- [ASSIGNMENT]: In the listing below, locate the lines that hold the string "data". Copy those lines.

+++ GIVEN ENTRIES

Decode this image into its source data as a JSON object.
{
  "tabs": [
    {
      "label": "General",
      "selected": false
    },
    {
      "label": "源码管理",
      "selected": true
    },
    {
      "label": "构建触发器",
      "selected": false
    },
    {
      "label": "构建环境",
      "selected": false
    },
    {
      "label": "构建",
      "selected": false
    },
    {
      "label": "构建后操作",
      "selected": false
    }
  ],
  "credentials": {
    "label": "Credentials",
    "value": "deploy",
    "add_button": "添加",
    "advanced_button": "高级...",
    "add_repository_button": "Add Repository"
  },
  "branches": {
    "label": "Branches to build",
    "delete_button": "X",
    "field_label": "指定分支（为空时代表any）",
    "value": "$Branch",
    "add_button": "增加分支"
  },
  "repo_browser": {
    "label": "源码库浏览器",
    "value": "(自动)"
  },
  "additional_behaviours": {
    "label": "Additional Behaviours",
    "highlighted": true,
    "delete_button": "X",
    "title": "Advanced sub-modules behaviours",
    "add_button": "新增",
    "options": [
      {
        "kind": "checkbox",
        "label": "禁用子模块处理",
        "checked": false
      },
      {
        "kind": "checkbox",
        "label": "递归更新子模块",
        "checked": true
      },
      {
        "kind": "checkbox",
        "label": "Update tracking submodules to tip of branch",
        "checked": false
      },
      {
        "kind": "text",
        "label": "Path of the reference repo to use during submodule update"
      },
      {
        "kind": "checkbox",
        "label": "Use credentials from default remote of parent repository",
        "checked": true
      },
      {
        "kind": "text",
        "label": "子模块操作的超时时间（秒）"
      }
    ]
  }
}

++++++
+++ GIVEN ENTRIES

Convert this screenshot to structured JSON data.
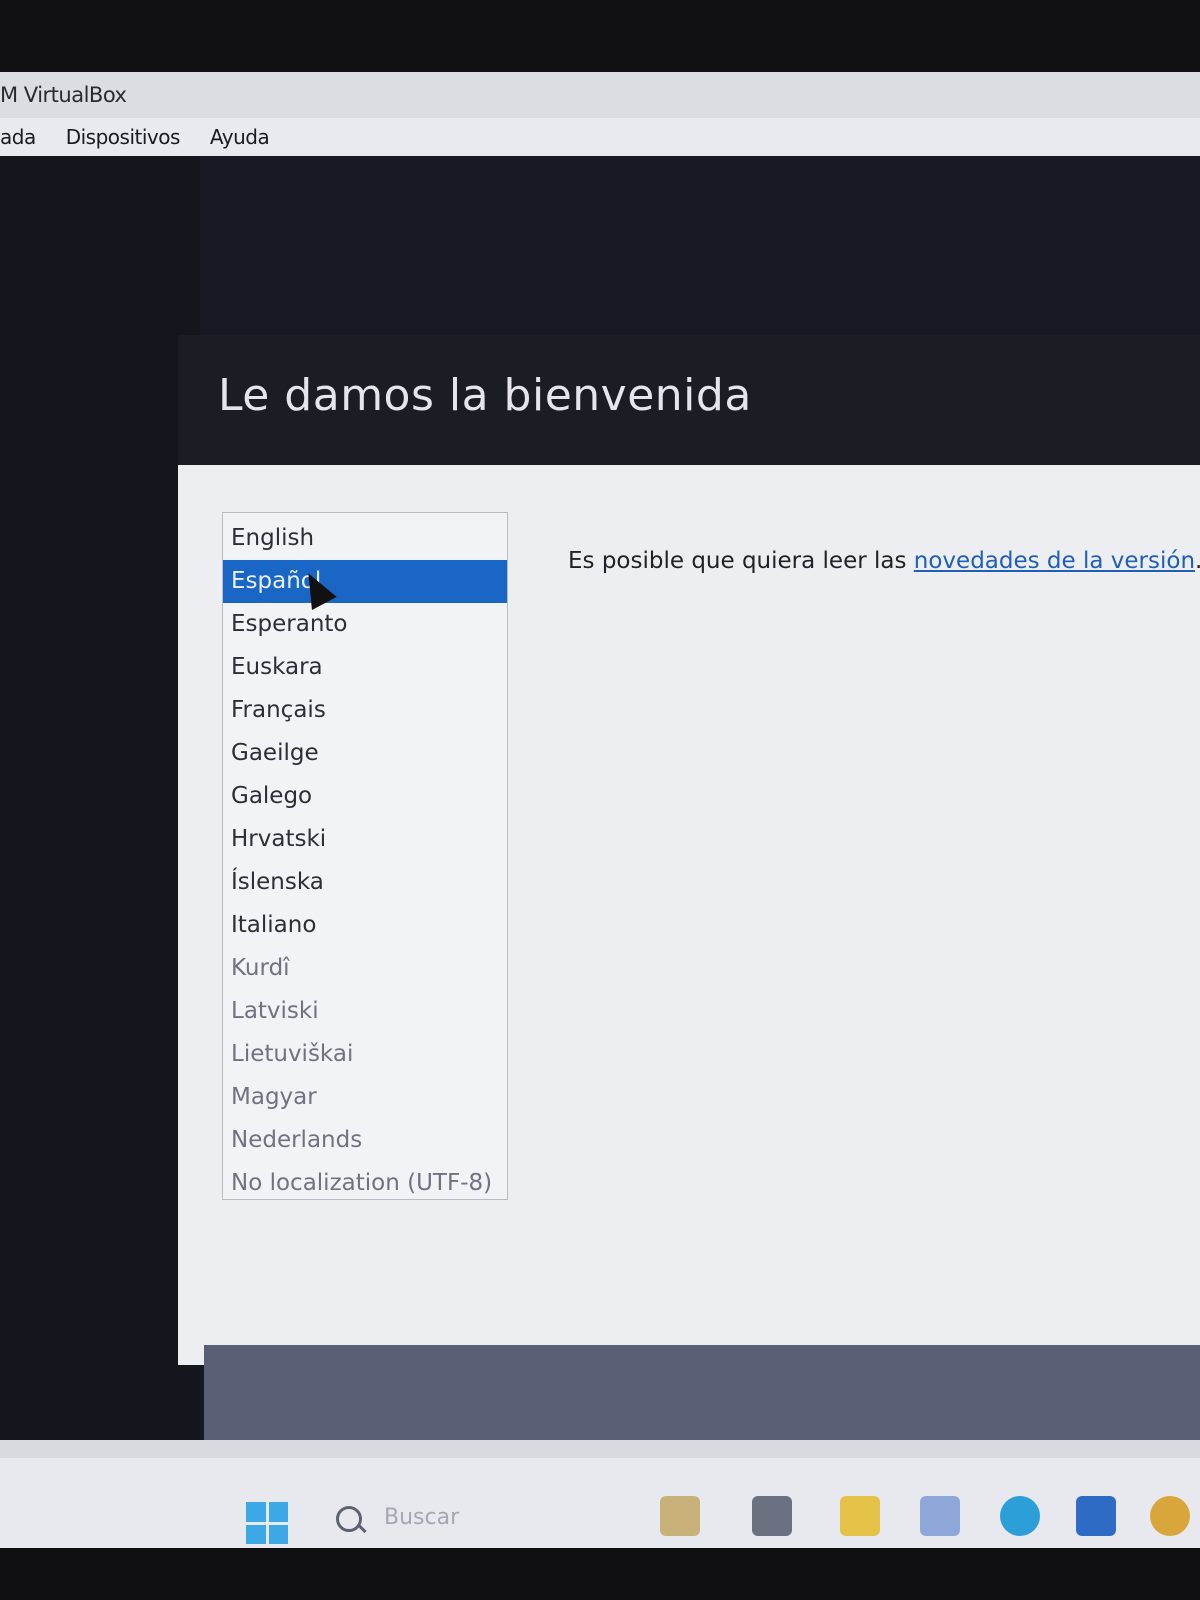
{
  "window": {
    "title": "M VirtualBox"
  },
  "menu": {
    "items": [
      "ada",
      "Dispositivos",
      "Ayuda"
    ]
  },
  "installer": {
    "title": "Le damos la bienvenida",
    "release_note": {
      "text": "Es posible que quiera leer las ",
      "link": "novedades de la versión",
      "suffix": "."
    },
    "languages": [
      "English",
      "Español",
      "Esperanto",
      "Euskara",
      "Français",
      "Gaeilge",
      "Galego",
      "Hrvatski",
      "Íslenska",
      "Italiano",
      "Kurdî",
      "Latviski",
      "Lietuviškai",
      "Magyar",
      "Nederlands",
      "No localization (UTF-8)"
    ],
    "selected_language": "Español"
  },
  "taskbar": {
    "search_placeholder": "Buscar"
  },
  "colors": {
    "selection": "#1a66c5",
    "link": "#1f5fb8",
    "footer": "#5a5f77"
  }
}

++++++
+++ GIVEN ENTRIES

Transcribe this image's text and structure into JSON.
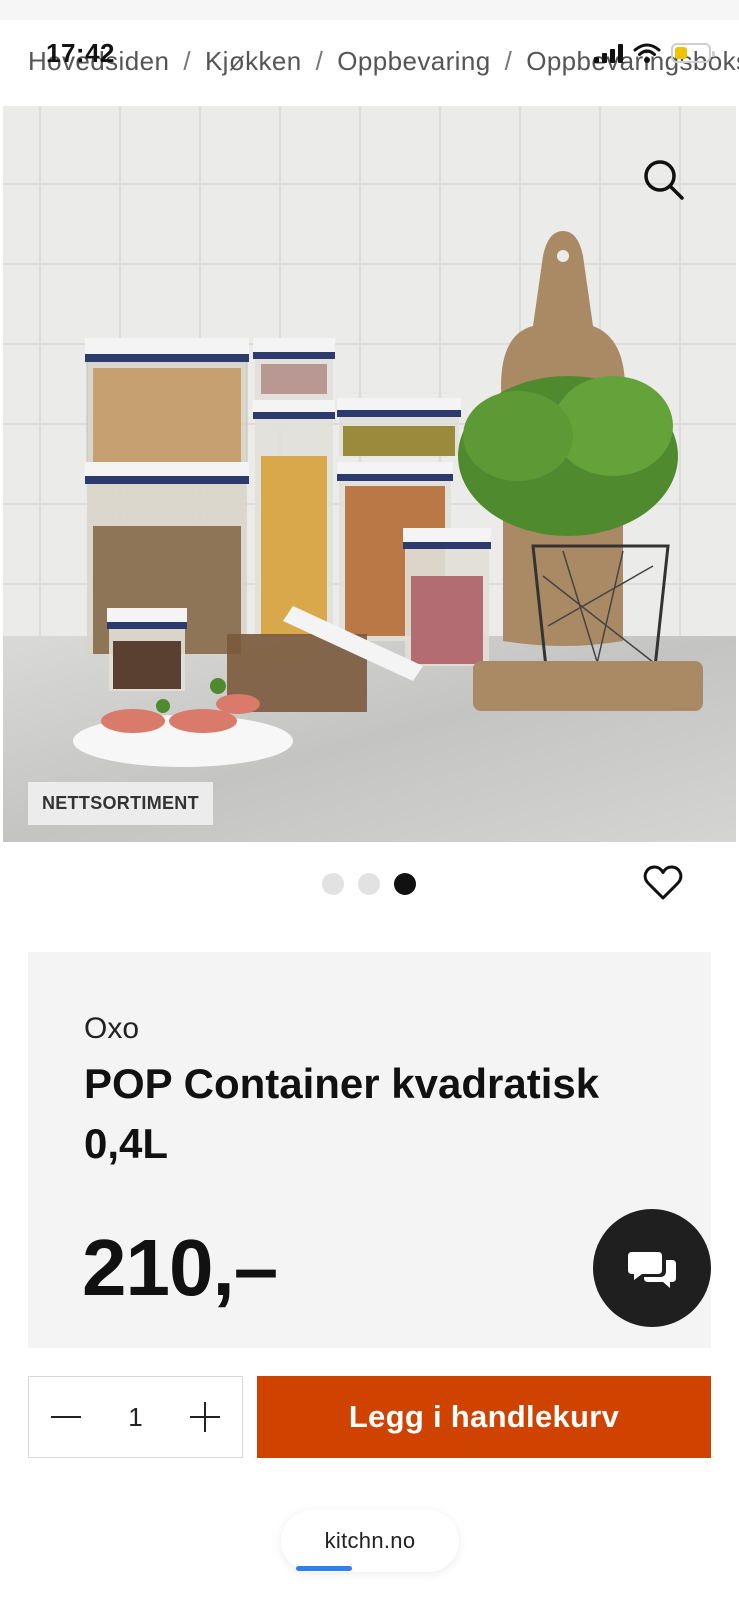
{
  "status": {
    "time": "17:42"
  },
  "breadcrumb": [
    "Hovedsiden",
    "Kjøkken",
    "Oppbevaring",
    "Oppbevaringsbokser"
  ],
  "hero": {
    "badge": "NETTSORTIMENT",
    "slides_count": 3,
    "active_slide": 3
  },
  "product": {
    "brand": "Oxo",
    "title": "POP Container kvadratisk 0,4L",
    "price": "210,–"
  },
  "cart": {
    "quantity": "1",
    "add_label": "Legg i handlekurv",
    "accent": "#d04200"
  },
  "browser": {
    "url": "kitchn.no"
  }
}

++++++

- [SOLUTION TO THE PROBLEM]:
Decode this image into its source data as a JSON object.
Convert this screenshot to structured JSON data.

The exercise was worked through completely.